Hurricanes are a part of our climate system but there has been an increased intensity of hurricanes in the north Atlantic since the 1960s. These abnormal trends are attributed largely to the increased ocean temperatures – warmer than normal Atlantic waters. This year marked the most active and 7th most destructive Atlantic hurricane season yet with 31 sub-tropical cyclones.
To understand these linkages we first need to understand how a hurricane functions.
A hurricane is a large swirling storm producing winds of 74 miles per hour or higher with a low pressure centre called the eye of the hurricane. As ocean surfaces warm, so does the air above it, causing water to be carried up to high altitudes to form clouds, while leaving a low pressure zone beneath causing more air to rush in. As these systems build up, thunderstorms are formed, and if there are no strong winds to slow it down, they can become hurricanes.
Hurricanes, typhoons and cyclones are all identical just named differently depending on their areas of occurrence. Hurricanes in the Atlantic and in the central and eastern Pacific, typhoons in the northwestern Pacific, and cyclones in the Indian Ocean and South Pacific.
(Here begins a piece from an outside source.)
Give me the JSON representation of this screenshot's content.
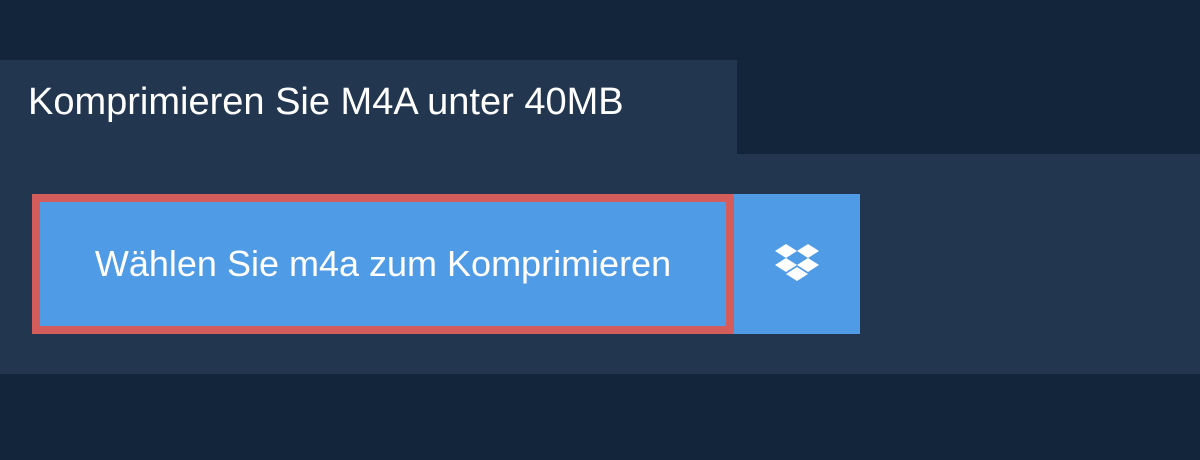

Observations of the hurricanes in the last few years – heavier precipitation, strong storm surges and increased wind intensity – suggests strong linkages to anthropogenic climate change. As the air warms, its ability to hold water increases at the Clausius-Clapeyron rate (7% more water per degree Celsius of warming). Thus, we expect 10-15% more rain from storms in a 2°C hotter world, which would mean more occurrences of events like Hurricane Harvey (2017). It dropped over 60 inches of rain in some locations, and devastated the Houston area tallying up around US $125 billion in damages.
However, the totality of climate change’s effects on hurricane impacts is far more complex.
A closer look at how climate change is affecting hurricane activity.
Below mentioned points briefly explain the most important factors.
- Hurricanes weakening more slowly: 50 years ago, a typical storm would lose more than three quarters of its intensity in the first 24 hours after making landfall. However, decay has significantly diminished since. Scientists have suggested this may be due to the higher water content of the hurricanes, able to maintain themselves for longer after having left their source of moisture.